John 13:34-35 (NIV) “A new command I give you: Love one another. As I have loved you, so you must love one another. By this everyone will know that you are my disciples if you love one another.”

Jesus issues a new commandment, emphasizing the standard of love He expects among His followers. The distinctive quality of this love is to mirror the selfless and sacrificial love demonstrated by Jesus. This love becomes a defining mark that identifies disciples of Christ.

Luke 6:27 (NIV) “But to you who are listening, I say: Love your enemies, do good to those who hate you.”

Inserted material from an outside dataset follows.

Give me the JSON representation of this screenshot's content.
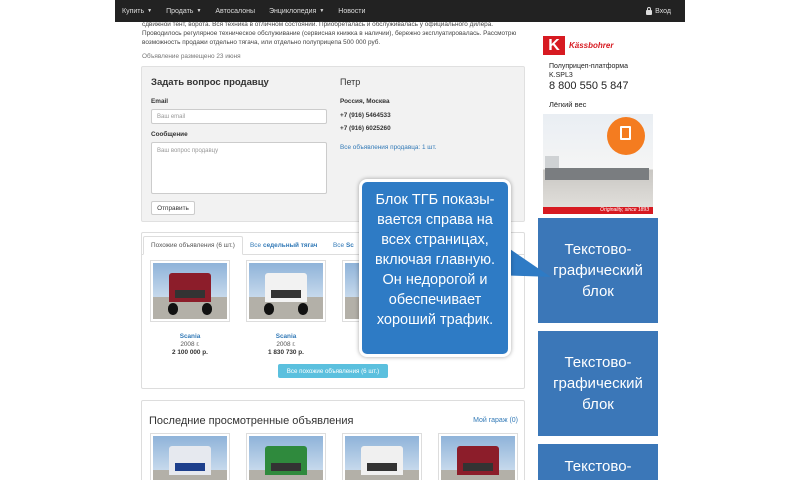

In this teaching, Jesus takes love to a radical level by urging His followers to love even their enemies. This command challenges conventional human wisdom and reflects the transformative nature of divine love. Loving one’s enemies involves actively seeking their well-being and transcends personal feelings and circumstances.

A Prayer for Unconditional Love

Heavenly Father,

We humbly gather before You, grateful for the immeasurable love You have poured into our lives. As we seek Your presence, we bring before You the call to love everyone—a divine commandment that echoes through Your Word.

Grant us the strength, O Lord, to love not only those who are easy to love but also those who challenge our patience and understanding. Help us to extend love to our neighbors, friends, and even our enemies. May our hearts be filled with compassion, mirroring the boundless love You have showered upon us.

Father, make us true disciples by the love we have for one another. May our lives be a living testimony to the transformative power of Your Spirit. Empower us to fulfill the commandment to love our neighbors as ourselves, understanding that in doing so, we honor and glorify You.

We offer this prayer in the name of Your Son, Jesus Christ.